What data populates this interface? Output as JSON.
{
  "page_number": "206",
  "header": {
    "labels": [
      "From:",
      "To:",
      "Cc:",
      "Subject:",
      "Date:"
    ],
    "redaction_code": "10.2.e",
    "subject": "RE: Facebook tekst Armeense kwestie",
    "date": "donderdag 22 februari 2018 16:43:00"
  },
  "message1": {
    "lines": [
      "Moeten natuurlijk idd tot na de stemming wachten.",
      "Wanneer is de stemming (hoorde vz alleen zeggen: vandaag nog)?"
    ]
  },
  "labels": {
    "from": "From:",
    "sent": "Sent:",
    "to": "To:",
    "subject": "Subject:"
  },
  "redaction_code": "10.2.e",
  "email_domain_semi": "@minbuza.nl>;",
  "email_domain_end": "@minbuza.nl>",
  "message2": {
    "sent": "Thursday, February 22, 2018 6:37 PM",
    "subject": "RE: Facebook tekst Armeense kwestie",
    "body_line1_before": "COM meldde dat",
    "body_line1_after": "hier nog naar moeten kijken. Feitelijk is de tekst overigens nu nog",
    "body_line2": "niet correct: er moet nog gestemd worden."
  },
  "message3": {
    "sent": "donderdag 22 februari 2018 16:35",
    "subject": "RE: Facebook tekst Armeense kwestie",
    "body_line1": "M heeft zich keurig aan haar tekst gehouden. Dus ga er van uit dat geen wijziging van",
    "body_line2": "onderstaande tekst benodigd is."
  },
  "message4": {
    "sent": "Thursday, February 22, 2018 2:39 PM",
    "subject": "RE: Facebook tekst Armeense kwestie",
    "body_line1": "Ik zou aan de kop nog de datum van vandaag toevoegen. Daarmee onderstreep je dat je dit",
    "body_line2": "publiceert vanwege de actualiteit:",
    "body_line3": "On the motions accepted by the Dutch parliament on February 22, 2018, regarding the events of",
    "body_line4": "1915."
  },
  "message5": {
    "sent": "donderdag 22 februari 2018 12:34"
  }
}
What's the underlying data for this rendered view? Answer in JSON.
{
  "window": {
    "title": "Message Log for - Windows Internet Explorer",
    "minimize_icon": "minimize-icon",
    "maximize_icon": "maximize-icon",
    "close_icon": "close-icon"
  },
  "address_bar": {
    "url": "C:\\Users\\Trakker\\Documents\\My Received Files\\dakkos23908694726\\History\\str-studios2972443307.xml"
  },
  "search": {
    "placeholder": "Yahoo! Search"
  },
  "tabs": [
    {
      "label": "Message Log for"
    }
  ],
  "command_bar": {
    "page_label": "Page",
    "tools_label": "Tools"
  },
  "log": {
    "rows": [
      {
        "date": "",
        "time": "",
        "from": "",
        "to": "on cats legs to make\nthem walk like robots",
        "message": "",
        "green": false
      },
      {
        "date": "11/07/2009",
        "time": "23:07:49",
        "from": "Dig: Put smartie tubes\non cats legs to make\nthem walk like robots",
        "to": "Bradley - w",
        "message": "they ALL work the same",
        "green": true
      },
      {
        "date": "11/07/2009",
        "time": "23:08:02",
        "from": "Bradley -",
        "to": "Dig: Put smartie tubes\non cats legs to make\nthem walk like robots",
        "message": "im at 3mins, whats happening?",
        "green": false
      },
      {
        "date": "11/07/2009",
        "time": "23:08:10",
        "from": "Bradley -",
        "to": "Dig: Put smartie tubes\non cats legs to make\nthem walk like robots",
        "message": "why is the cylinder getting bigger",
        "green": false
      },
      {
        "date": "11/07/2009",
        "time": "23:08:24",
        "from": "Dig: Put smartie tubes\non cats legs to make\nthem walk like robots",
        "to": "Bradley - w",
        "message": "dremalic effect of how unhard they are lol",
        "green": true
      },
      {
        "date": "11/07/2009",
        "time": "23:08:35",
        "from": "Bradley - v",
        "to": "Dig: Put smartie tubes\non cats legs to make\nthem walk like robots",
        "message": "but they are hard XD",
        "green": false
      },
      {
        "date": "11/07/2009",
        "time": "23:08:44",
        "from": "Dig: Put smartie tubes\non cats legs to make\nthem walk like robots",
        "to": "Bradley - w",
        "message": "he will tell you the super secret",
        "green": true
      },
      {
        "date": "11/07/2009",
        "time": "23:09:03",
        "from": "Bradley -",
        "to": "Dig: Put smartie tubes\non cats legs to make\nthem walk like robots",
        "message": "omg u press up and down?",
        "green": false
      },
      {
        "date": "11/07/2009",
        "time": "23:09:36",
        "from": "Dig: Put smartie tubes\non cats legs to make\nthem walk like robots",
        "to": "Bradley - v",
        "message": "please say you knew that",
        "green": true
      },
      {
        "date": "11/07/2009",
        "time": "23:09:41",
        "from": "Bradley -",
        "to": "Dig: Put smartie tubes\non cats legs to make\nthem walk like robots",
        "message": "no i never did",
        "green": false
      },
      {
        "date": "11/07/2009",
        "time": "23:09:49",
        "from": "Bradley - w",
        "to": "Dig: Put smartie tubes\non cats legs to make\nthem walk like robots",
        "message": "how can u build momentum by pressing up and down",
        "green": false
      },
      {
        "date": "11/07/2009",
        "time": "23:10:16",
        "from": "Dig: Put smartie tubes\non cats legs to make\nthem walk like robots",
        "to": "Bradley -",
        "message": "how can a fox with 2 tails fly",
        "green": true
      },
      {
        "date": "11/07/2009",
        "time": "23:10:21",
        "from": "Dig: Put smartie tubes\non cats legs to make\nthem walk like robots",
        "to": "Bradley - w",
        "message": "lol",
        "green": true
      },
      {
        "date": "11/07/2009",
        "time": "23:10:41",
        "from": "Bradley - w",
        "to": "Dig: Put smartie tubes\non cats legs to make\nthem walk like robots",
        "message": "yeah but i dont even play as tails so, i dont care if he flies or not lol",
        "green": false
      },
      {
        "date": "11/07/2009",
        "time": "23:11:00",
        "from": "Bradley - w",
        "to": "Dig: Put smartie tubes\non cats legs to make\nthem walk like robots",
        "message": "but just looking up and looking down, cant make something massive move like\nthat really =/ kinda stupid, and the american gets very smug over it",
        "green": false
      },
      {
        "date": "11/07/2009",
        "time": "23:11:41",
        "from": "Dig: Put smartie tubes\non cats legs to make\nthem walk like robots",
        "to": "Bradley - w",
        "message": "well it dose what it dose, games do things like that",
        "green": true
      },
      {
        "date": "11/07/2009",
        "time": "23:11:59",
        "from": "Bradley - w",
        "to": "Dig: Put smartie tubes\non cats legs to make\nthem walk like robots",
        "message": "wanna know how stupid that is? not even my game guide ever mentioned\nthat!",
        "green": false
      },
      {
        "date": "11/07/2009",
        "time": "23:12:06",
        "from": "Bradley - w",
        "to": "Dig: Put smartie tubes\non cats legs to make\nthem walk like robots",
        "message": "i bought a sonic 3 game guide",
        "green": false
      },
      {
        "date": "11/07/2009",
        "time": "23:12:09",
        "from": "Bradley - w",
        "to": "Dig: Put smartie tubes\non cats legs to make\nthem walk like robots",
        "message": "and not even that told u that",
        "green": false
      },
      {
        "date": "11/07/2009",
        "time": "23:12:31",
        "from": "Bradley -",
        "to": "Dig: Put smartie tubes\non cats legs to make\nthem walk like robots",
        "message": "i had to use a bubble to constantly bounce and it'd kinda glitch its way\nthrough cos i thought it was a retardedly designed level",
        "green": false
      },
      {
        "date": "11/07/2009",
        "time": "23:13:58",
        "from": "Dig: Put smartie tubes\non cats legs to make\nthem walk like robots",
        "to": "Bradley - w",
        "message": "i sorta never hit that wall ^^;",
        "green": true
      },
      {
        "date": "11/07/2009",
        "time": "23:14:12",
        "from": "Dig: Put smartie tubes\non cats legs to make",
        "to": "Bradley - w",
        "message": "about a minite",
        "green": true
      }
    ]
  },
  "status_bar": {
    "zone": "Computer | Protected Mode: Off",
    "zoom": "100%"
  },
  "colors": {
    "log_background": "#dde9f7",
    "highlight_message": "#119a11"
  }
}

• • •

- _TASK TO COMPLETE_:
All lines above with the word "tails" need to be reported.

- _RESULT_:
        "message": "how can a fox with 2 tails fly",
        "message": "yeah but i dont even play as tails so, i dont care if he flies or not lol",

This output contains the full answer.